Why duration increases with decrease in interest rates??

consider this very simple example in layman’s terms you invest \$100 today at 10% pa to get \$110 at the end of the year. Now, if you invest \$100 at 5%, how long will it take to get \$110? 1.95 years ! So you see, duration has increased with decrease in interest rate.

Oh man…

The way i think about it is: a change from 5 - 6% is a 20% increase. A change from 9 - 10% is an 11% increase. An equal change when dealing with lower rates will have a larger impact than with higher rates. I’m sure there is a better way to explain, but that seems to work for me. I believe the post above is the way you’re definitely not supposed to think about duration.

There are a few ways to think about this - First, duration is the (first-order) sensitivity of a bond to interest rate fluctuations. If you’re a calculus type, a really easy way to see this is to take the derivative wrt r and see that it is decreasing when r increases. But really heuristically, suppose you have a 30 year semi-annual pay coupon bond paying a 10% coupon tomorrow. Alas, it’s 1923 Weimar and interest rates are 1200%. How much do you care if interest rates change to 1300% and how much do you care about that bond except the coupon payment tomorrow? (Not at all and not at all) By the formula, D = 1/V *Sum (T(i) * PV(i)) where T(i) is the time until the ith cash flow and PV(i) is the PV of that cash flow. V is the value of the bond or the sum of the PV(i)'s. Duration is big when the early times have low weights compared to the later ones. If interest rates are high, later cash payments are unimportant compared to earlier ones because their PV is low. Hence, duration is lower when interest rates are higher.

haha… i should apologise here. i had no intent to be misleading. just shows how much i have to gear up for the exam. anyway, i just started preparing two weeks back and am still on the quant section. need to get a lot more intricate. apologies cfalevel_1. took the question totally out of context.

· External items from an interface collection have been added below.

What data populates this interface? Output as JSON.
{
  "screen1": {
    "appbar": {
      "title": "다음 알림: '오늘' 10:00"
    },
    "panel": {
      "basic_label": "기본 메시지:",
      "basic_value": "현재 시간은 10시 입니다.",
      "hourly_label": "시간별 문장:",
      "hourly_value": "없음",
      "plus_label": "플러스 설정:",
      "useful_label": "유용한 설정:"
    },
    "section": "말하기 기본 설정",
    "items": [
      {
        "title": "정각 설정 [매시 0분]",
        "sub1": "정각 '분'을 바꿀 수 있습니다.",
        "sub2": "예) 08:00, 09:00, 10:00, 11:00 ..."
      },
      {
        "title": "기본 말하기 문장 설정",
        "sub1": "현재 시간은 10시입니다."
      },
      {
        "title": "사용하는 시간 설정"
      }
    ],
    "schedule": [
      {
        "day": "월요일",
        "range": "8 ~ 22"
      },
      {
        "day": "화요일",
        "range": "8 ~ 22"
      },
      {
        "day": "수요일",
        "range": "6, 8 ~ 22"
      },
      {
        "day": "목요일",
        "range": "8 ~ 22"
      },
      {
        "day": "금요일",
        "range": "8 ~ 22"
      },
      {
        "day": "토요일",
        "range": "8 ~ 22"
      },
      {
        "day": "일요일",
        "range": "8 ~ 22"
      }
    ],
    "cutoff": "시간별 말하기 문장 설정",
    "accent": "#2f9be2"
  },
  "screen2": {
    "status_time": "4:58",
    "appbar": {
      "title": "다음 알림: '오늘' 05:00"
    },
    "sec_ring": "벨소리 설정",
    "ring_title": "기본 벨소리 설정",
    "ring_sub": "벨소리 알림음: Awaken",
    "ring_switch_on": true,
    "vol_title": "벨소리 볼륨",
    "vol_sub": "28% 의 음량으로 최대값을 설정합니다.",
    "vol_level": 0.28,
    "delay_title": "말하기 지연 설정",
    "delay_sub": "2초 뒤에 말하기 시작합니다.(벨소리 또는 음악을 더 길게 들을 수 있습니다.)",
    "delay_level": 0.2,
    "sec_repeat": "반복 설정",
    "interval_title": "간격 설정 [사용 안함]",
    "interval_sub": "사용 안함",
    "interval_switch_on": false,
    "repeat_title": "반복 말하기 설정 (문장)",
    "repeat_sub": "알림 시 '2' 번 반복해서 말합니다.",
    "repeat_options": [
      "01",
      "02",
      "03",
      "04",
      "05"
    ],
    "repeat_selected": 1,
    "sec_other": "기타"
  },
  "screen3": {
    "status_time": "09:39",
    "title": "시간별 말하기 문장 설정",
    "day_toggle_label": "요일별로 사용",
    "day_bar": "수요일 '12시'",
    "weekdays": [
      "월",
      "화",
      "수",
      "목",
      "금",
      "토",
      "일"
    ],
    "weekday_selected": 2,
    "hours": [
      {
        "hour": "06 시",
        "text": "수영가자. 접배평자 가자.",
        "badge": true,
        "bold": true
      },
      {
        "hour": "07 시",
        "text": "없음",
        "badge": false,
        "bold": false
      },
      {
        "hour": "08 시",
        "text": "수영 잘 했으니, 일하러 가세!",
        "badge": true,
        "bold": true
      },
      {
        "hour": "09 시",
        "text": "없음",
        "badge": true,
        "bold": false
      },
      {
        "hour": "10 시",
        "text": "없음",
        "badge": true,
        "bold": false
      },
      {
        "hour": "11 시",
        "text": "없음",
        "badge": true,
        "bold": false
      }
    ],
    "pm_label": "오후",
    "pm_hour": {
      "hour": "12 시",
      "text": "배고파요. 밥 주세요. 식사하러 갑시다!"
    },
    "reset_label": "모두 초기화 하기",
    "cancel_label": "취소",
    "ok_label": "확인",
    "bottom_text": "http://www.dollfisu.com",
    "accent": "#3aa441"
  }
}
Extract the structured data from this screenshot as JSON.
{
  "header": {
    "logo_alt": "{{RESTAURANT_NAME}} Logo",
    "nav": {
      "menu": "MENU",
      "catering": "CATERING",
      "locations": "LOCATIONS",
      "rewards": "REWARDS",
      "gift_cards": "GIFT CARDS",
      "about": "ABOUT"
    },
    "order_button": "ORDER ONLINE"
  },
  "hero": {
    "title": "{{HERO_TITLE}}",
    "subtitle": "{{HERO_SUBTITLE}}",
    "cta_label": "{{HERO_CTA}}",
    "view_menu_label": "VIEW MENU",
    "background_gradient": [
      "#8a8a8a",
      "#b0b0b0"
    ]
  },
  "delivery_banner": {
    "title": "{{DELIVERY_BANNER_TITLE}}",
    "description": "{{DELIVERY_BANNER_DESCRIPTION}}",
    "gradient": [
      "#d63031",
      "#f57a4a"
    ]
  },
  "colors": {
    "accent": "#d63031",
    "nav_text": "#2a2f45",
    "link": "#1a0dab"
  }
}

Draw a Price-Yield graph and notice that duration is = the slope of any given price/yield point on that convex graph. See how the slope changes when you go from very low YTMs -> higher YTMs?

^ That’s a good way to look at it if you know that graph, but it’s a little circular.

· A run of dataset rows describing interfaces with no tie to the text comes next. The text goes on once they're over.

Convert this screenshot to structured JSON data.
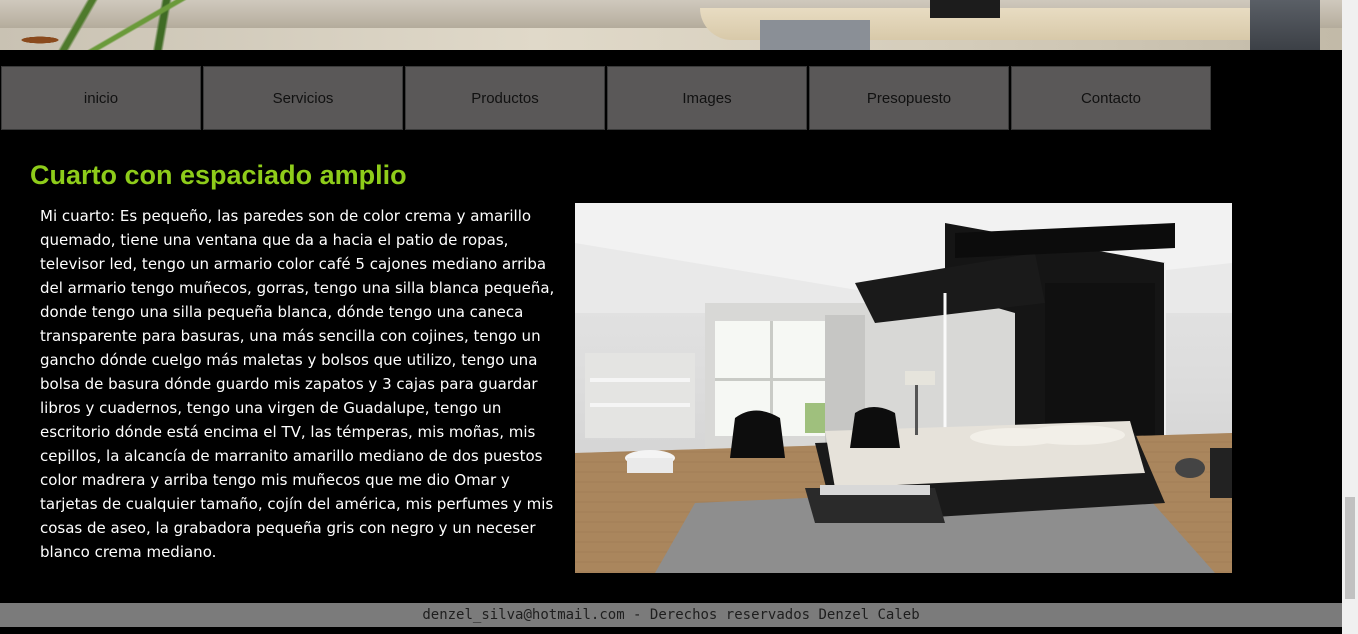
{
  "nav": {
    "items": [
      {
        "label": "inicio"
      },
      {
        "label": "Servicios"
      },
      {
        "label": "Productos"
      },
      {
        "label": "Images"
      },
      {
        "label": "Presopuesto"
      },
      {
        "label": "Contacto"
      }
    ]
  },
  "main": {
    "heading": "Cuarto con espaciado amplio",
    "paragraph": "Mi cuarto: Es pequeño, las paredes son de color crema y amarillo quemado, tiene una ventana que da a hacia el patio de ropas, televisor led, tengo un armario color café 5 cajones mediano arriba del armario tengo muñecos, gorras, tengo una silla blanca pequeña, donde tengo una silla pequeña blanca, dónde tengo una caneca transparente para basuras, una más sencilla con cojines, tengo un gancho dónde cuelgo más maletas y bolsos que utilizo, tengo una bolsa de basura dónde guardo mis zapatos y 3 cajas para guardar libros y cuadernos, tengo una virgen de Guadalupe, tengo un escritorio dónde está encima el TV, las témperas, mis moñas, mis cepillos, la alcancía de marranito amarillo mediano de dos puestos color madrera y arriba tengo mis muñecos que me dio Omar y tarjetas de cualquier tamaño, cojín del américa, mis perfumes y mis cosas de aseo, la grabadora pequeña gris con negro y un neceser blanco crema mediano."
  },
  "footer": {
    "text": "denzel_silva@hotmail.com - Derechos reservados Denzel Caleb"
  },
  "colors": {
    "heading": "#8ecc1a",
    "nav_bg": "#5a5858",
    "page_bg": "#000000",
    "footer_bg": "#7b7b7b"
  }
}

Nonetheless, I find that my students understand the concept better when illustrated as such in conjunction with the mathematical explanation.

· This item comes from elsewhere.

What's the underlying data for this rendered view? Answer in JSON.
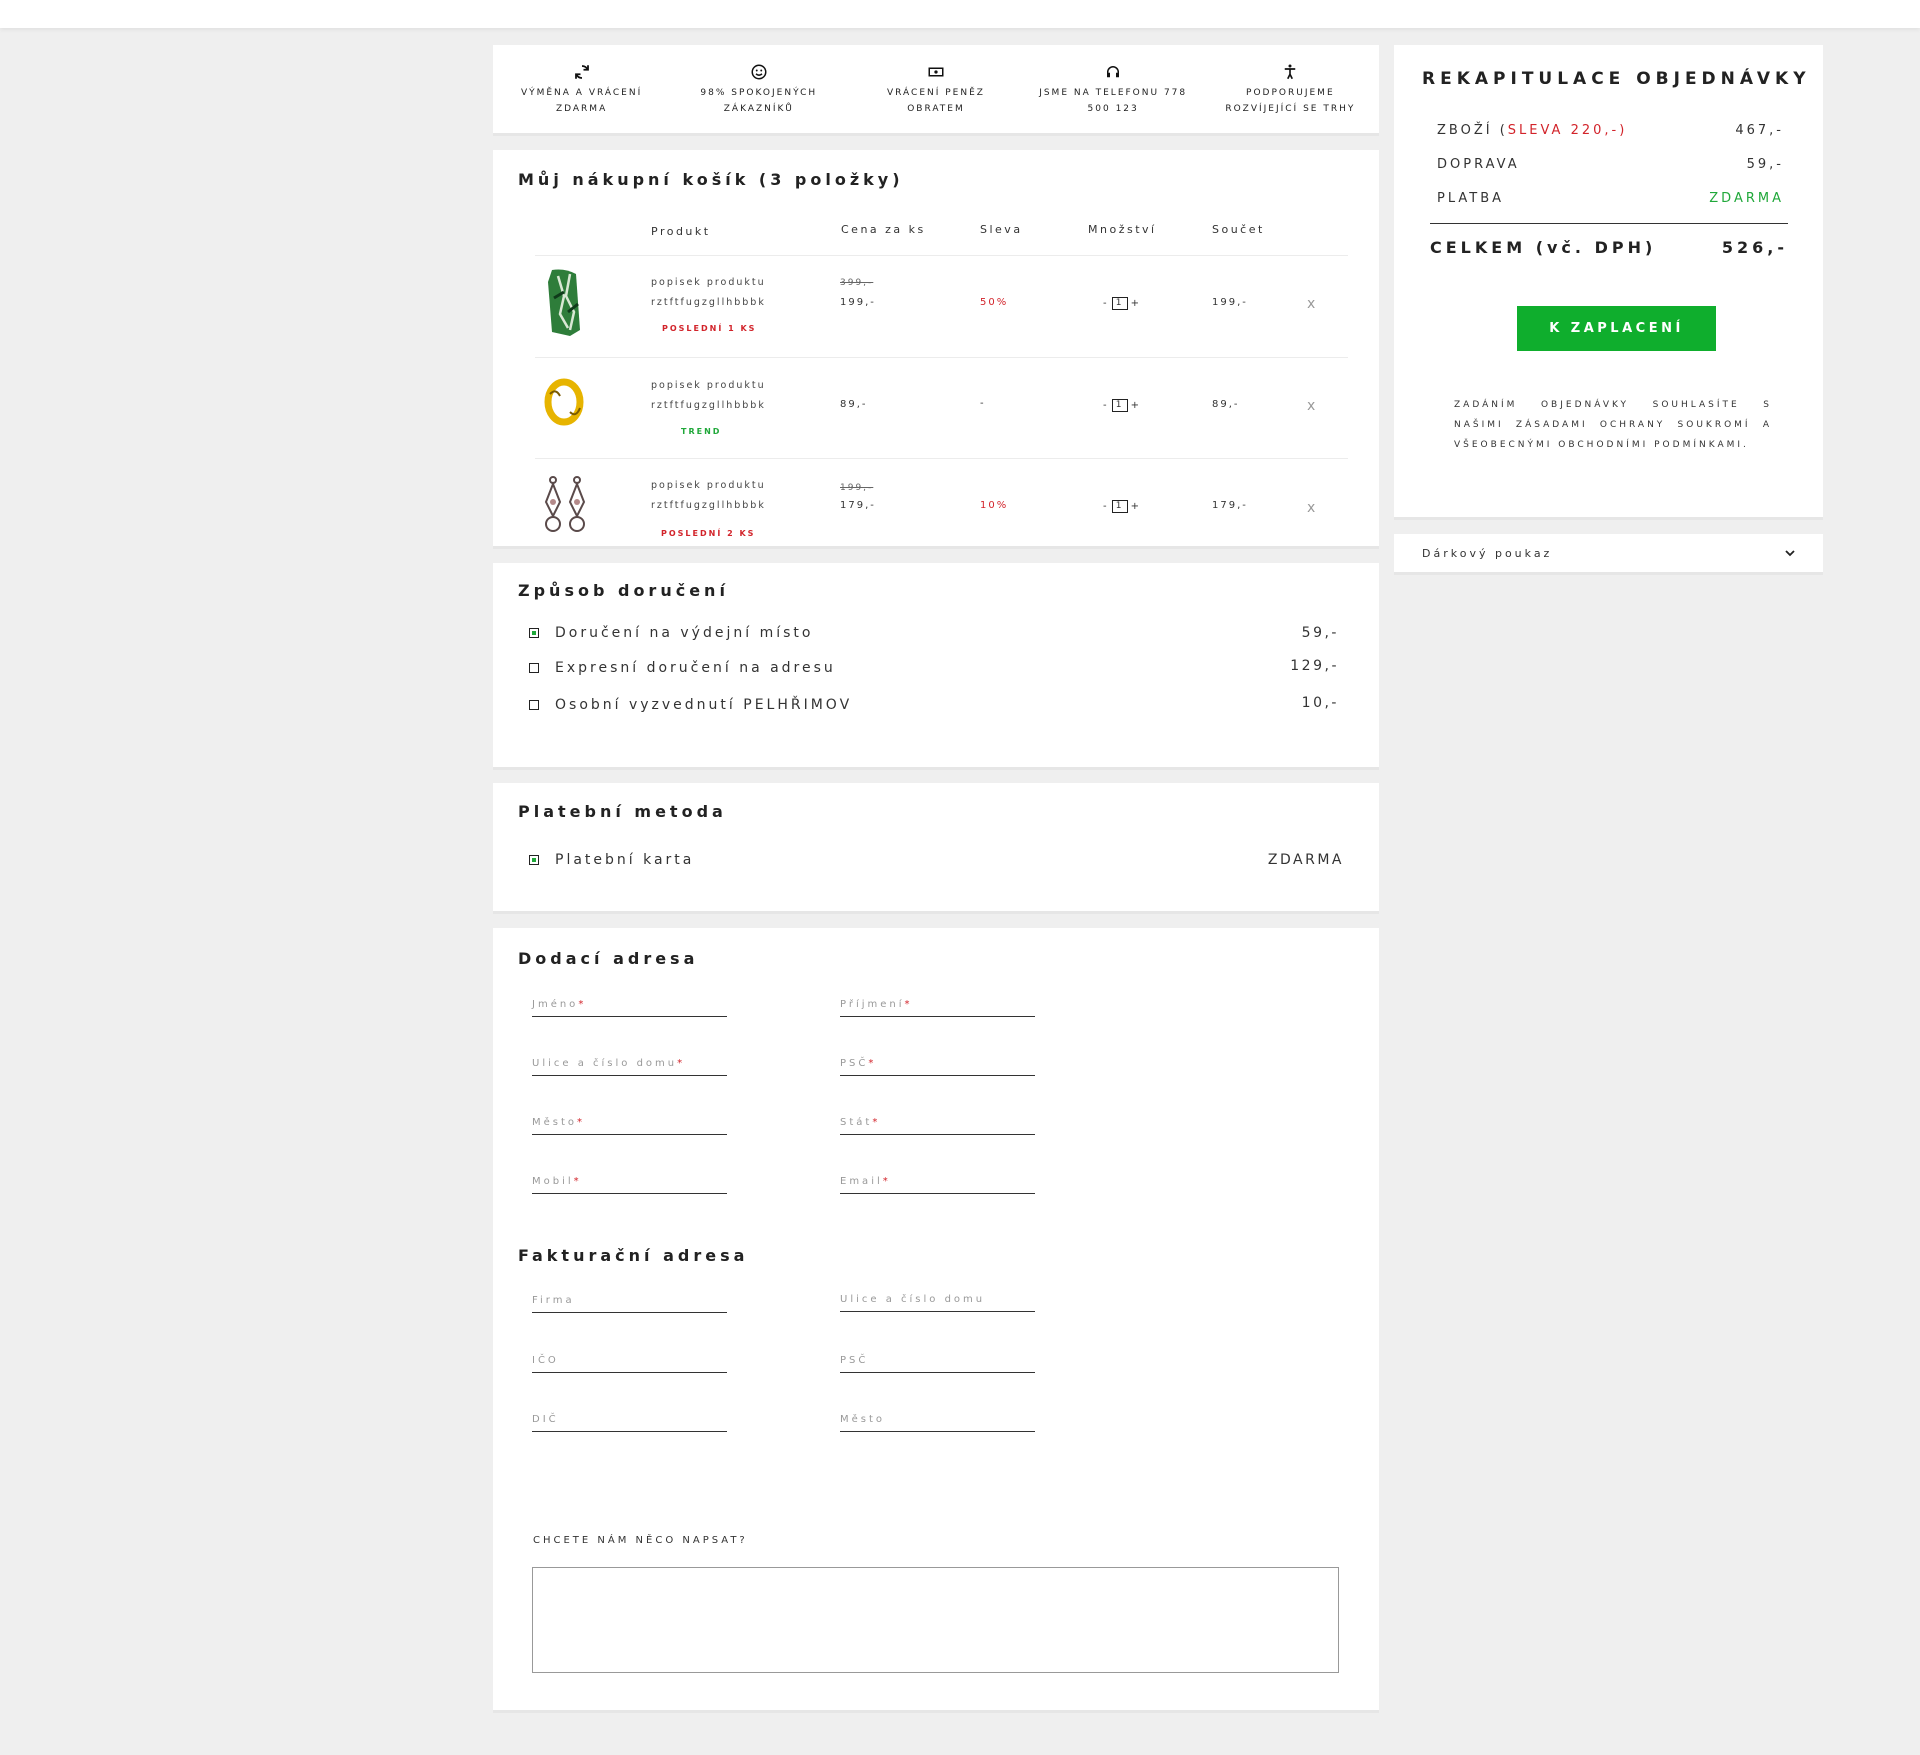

Right but the question is how do you know that graph is concave up without knowing the answer to the original question? (Graph it with Mathematica or something I suppose).